[[ The input, beginning ]]
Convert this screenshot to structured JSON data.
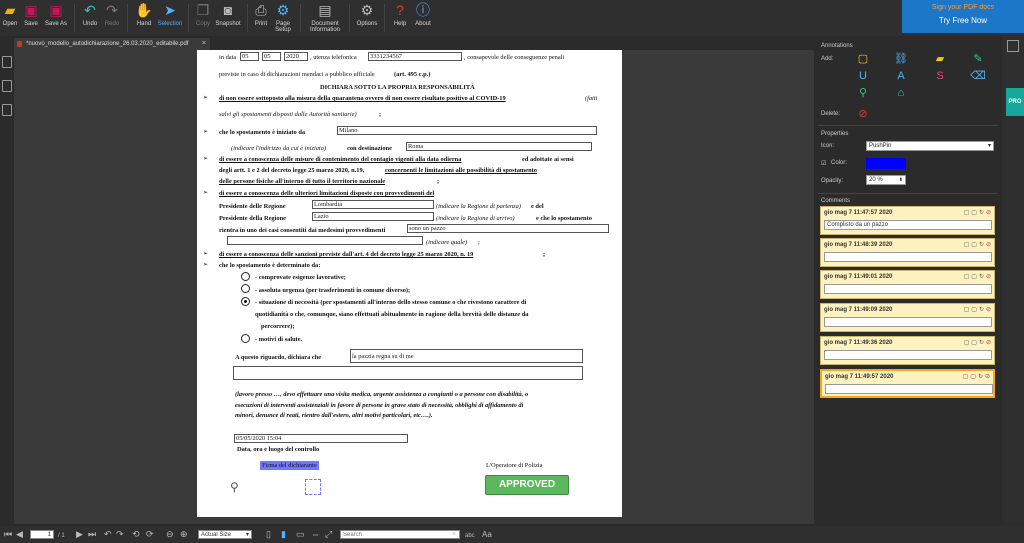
{
  "toolbar": {
    "open": "Open",
    "save": "Save",
    "save_as": "Save As",
    "undo": "Undo",
    "redo": "Redo",
    "hand": "Hand",
    "selection": "Selection",
    "copy": "Copy",
    "snapshot": "Snapshot",
    "print": "Print",
    "page_setup_1": "Page",
    "page_setup_2": "Setup",
    "doc_info_1": "Document",
    "doc_info_2": "Information",
    "options": "Options",
    "help": "Help",
    "about": "About"
  },
  "promo": {
    "line1": "Sign your PDF docs",
    "line2": "Try Free Now"
  },
  "tab": {
    "title": "*nuovo_modello_autodichiarazione_26.03.2020_editabile.pdf",
    "close": "×"
  },
  "document": {
    "l_indata": "in data",
    "f_day": "05",
    "f_month": "05",
    "f_year": "2020",
    "l_utenza": ", utenza telefonica",
    "f_phone": "3331234567",
    "l_consapevole": ", consapevole delle conseguenze penali",
    "l_previste": "previste in caso di dichiarazioni mendaci a pubblico ufficiale",
    "l_art495": "(art. 495 c.p.)",
    "title": "DICHIARA SOTTO LA PROPRIA RESPONSABILITÀ",
    "p1a": "di non essere sottoposto alla misura della quarantena ovvero di non essere risultato positivo al COVID-19",
    "p1b": "(fatti",
    "p1c": "salvi gli spostamenti disposti dalle Autorità sanitarie)",
    "p1d": ";",
    "p2a": "che lo spostamento è iniziato da",
    "f_from": "Milano",
    "p2b": "(indicare l'indirizzo da cui è iniziato)",
    "p2c": "con destinazione",
    "f_to": "Roma",
    "p3a": "di essere a conoscenza delle misure di contenimento del contagio vigenti alla data odierna",
    "p3b": "ed adottate ai sensi",
    "p3c": "degli artt. 1 e 2 del decreto legge 25 marzo 2020, n.19,",
    "p3d": "concernenti le limitazioni alle possibilità di spostamento",
    "p3e": "delle persone fisiche all'interno di tutto il territorio nazionale",
    "p3f": ";",
    "p4a": "di essere a conoscenza delle ulteriori limitazioni disposte con provvedimenti del",
    "p4b": "Presidente delle Regione",
    "f_reg1": "Lombardia",
    "p4c": "(indicare la Regione di partenza)",
    "p4d": "e del",
    "p4e": "Presidente della Regione",
    "f_reg2": "Lazio",
    "p4f": "(indicare la Regione di arrivo)",
    "p4g": "e che lo spostamento",
    "p4h": "rientra in uno dei casi consentiti dai medesimi provvedimenti",
    "f_case": "sono un pazzo",
    "p4i": "(indicare quale)",
    "p4j": ";",
    "p5a": "di essere a conoscenza delle sanzioni previste dall'art. 4 del decreto legge 25 marzo 2020, n. 19",
    "p5b": ";",
    "p6": "che lo spostamento è determinato da:",
    "r1": "- comprovate esigenze lavorative;",
    "r2": "- assoluta urgenza (per trasferimenti in comune diverso);",
    "r3a": "- situazione di necessità (per spostamenti all'interno dello stesso comune o che rivestono carattere di",
    "r3b": "quotidianità o che, comunque, siano effettuati abitualmente in ragione della brevità delle distanze da",
    "r3c": "percorrere);",
    "r4": "- motivi di salute.",
    "p7": "A  questo  riguardo,  dichiara che",
    "f_decl": "la pazzia regna su di me",
    "n1": "(lavoro presso …, devo effettuare una visita medica, urgente assistenza a congiunti o a persone con disabilità, o",
    "n2": "esecuzioni di interventi assistenziali in favore di persone in grave stato di necessità, obblighi di affidamento di",
    "n3": "minori, denunce di reati, rientro dall'estero, altri motivi particolari, etc….).",
    "f_datetime": "05/05/2020 15:04",
    "l_dataora": "Data, ora e luogo del controllo",
    "l_firma": "Firma del dichiarante",
    "l_operatore": "L'Operatore di Polizia",
    "stamp": "APPROVED"
  },
  "annotations_panel": {
    "title": "Annotations",
    "add": "Add:",
    "delete": "Delete:",
    "properties": "Properties",
    "icon_label": "Icon:",
    "icon_value": "PushPin",
    "color_label": "Color:",
    "color_value": "#0000ff",
    "opacity_label": "Opacity:",
    "opacity_value": "20 %",
    "comments": "Comments"
  },
  "comments": [
    {
      "ts": "gio mag 7 11:47:57 2020",
      "text": "Complisto da un pazzo"
    },
    {
      "ts": "gio mag 7 11:48:39 2020",
      "text": ""
    },
    {
      "ts": "gio mag 7 11:49:01 2020",
      "text": ""
    },
    {
      "ts": "gio mag 7 11:49:09 2020",
      "text": ""
    },
    {
      "ts": "gio mag 7 11:49:36 2020",
      "text": ""
    },
    {
      "ts": "gio mag 7 11:49:57 2020",
      "text": ""
    }
  ],
  "side": {
    "pro": "PRO"
  },
  "statusbar": {
    "page_current": "1",
    "page_sep": "/ 1",
    "zoom": "Actual Size",
    "search_placeholder": "Search",
    "abc": "abc",
    "aa": "Aa"
  },
  "colors": {
    "accent": "#1c77c9",
    "promo_text": "#ff9a2e",
    "pro": "#16a79b",
    "stamp": "#5cb85c"
  }
}
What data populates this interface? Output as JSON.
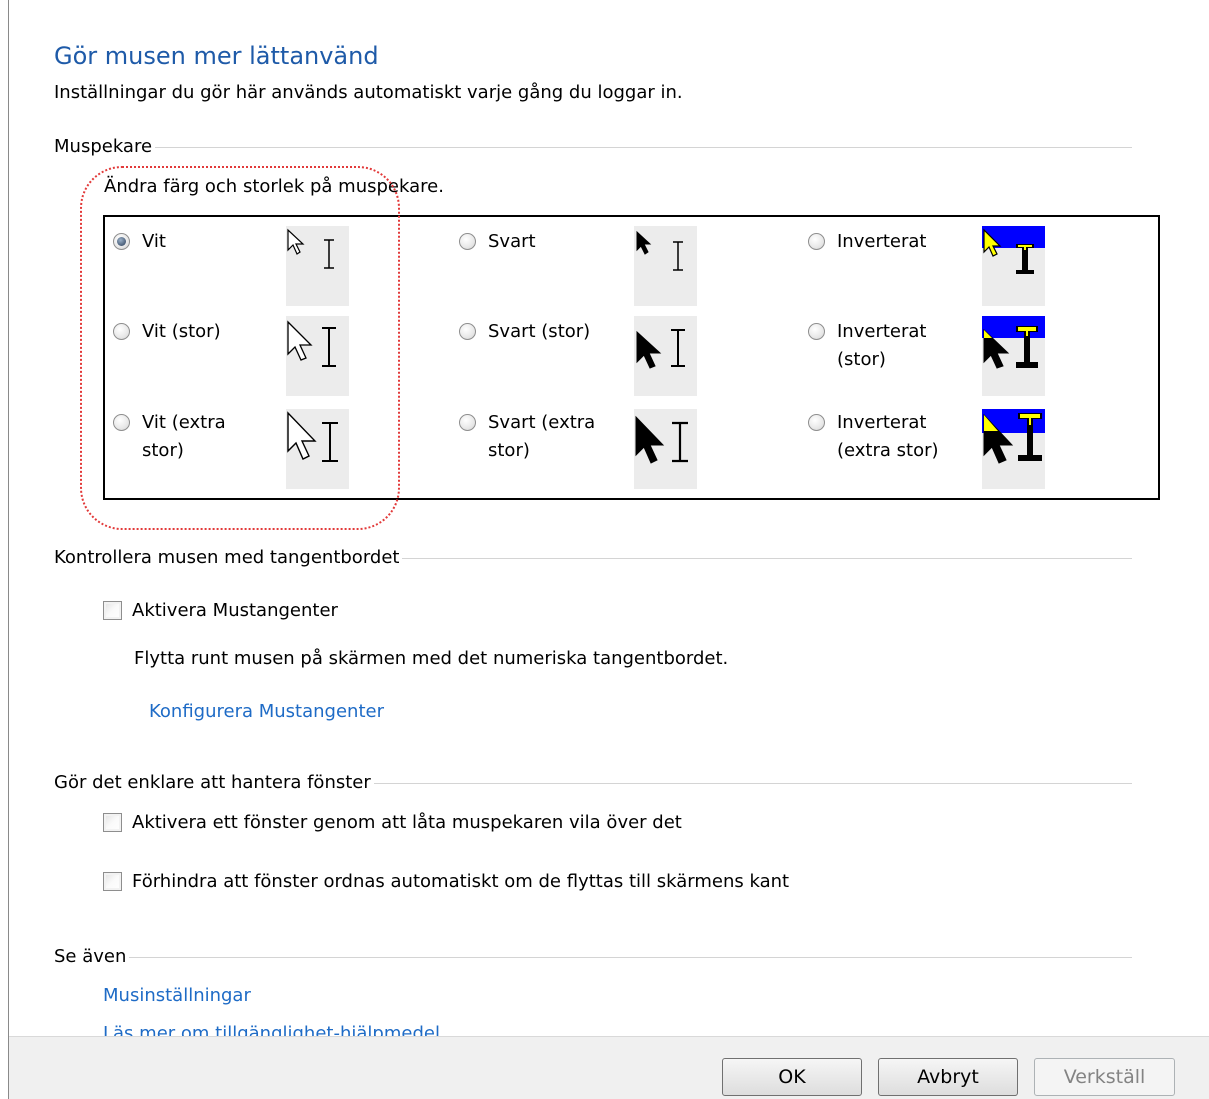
{
  "header": {
    "title": "Gör musen mer lättanvänd",
    "subtitle": "Inställningar du gör här används automatiskt varje gång du loggar in."
  },
  "pointer_section": {
    "label": "Muspekare",
    "description": "Ändra färg och storlek på muspekare.",
    "options": [
      {
        "label": "Vit",
        "checked": true
      },
      {
        "label": "Svart",
        "checked": false
      },
      {
        "label": "Inverterat",
        "checked": false
      },
      {
        "label": "Vit (stor)",
        "checked": false
      },
      {
        "label": "Svart (stor)",
        "checked": false
      },
      {
        "label_line1": "Inverterat",
        "label_line2": "(stor)",
        "checked": false
      },
      {
        "label_line1": "Vit (extra",
        "label_line2": "stor)",
        "checked": false
      },
      {
        "label_line1": "Svart (extra",
        "label_line2": "stor)",
        "checked": false
      },
      {
        "label_line1": "Inverterat",
        "label_line2": "(extra stor)",
        "checked": false
      }
    ],
    "colors": {
      "highlight_blue": "#0000ff",
      "highlight_yellow": "#ffff00",
      "focus_ring": "#e23a3a"
    }
  },
  "keyboard_section": {
    "label": "Kontrollera musen med tangentbordet",
    "mousekeys_checkbox": "Aktivera Mustangenter",
    "mousekeys_checked": false,
    "mousekeys_hint": "Flytta runt musen på skärmen med det numeriska tangentbordet.",
    "configure_link": "Konfigurera Mustangenter"
  },
  "windows_section": {
    "label": "Gör det enklare att hantera fönster",
    "hover_activate": "Aktivera ett fönster genom att låta muspekaren vila över det",
    "prevent_arrange": "Förhindra att fönster ordnas automatiskt om de flyttas till skärmens kant"
  },
  "see_also": {
    "label": "Se även",
    "links": [
      "Musinställningar",
      "Läs mer om tillgänglighet-hjälpmedel"
    ]
  },
  "footer": {
    "ok": "OK",
    "cancel": "Avbryt",
    "apply": "Verkställ"
  },
  "accent_colors": {
    "title": "#1e5aa8",
    "link": "#1e6bc6"
  }
}
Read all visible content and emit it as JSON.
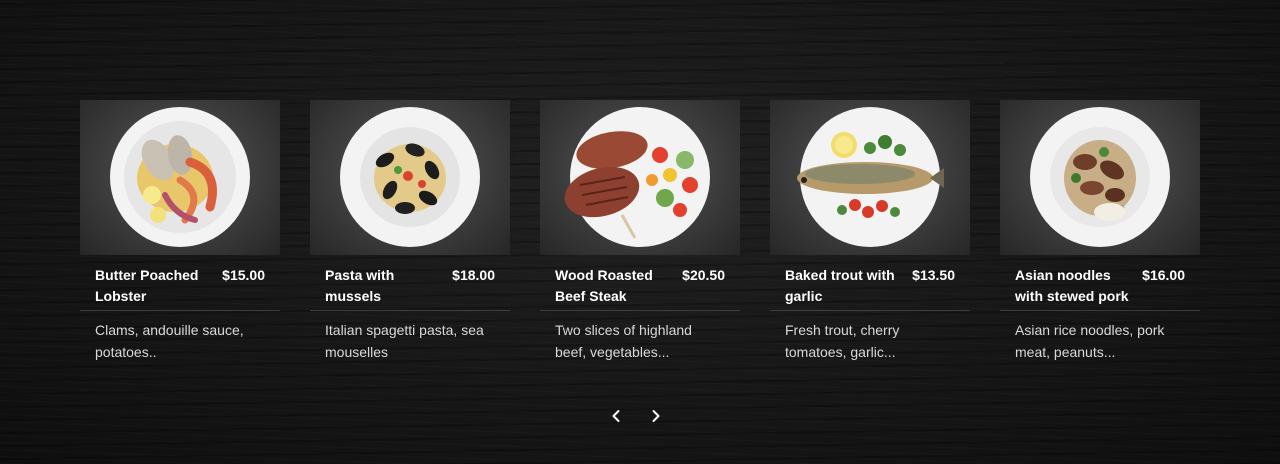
{
  "menu": {
    "items": [
      {
        "name": "Butter Poached Lobster",
        "price": "$15.00",
        "description": "Clams, andouille sauce, potatoes..",
        "icon": "lobster-dish-photo"
      },
      {
        "name": "Pasta with mussels",
        "price": "$18.00",
        "description": "Italian spagetti pasta, sea mouselles",
        "icon": "mussels-pasta-photo"
      },
      {
        "name": "Wood Roasted Beef Steak",
        "price": "$20.50",
        "description": "Two slices of highland beef, vegetables...",
        "icon": "beef-steak-photo"
      },
      {
        "name": "Baked trout with garlic",
        "price": "$13.50",
        "description": "Fresh trout, cherry tomatoes, garlic...",
        "icon": "baked-trout-photo"
      },
      {
        "name": "Asian noodles with stewed pork",
        "price": "$16.00",
        "description": "Asian rice noodles, pork meat, peanuts...",
        "icon": "asian-noodles-photo"
      }
    ]
  },
  "nav": {
    "prev_icon": "chevron-left-icon",
    "next_icon": "chevron-right-icon"
  },
  "colors": {
    "background": "#161616",
    "text": "#ffffff",
    "muted_text": "#d9d9d9",
    "divider": "#3d3d3d"
  }
}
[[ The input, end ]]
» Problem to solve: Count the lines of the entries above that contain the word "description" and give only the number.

» Solution for this task: 6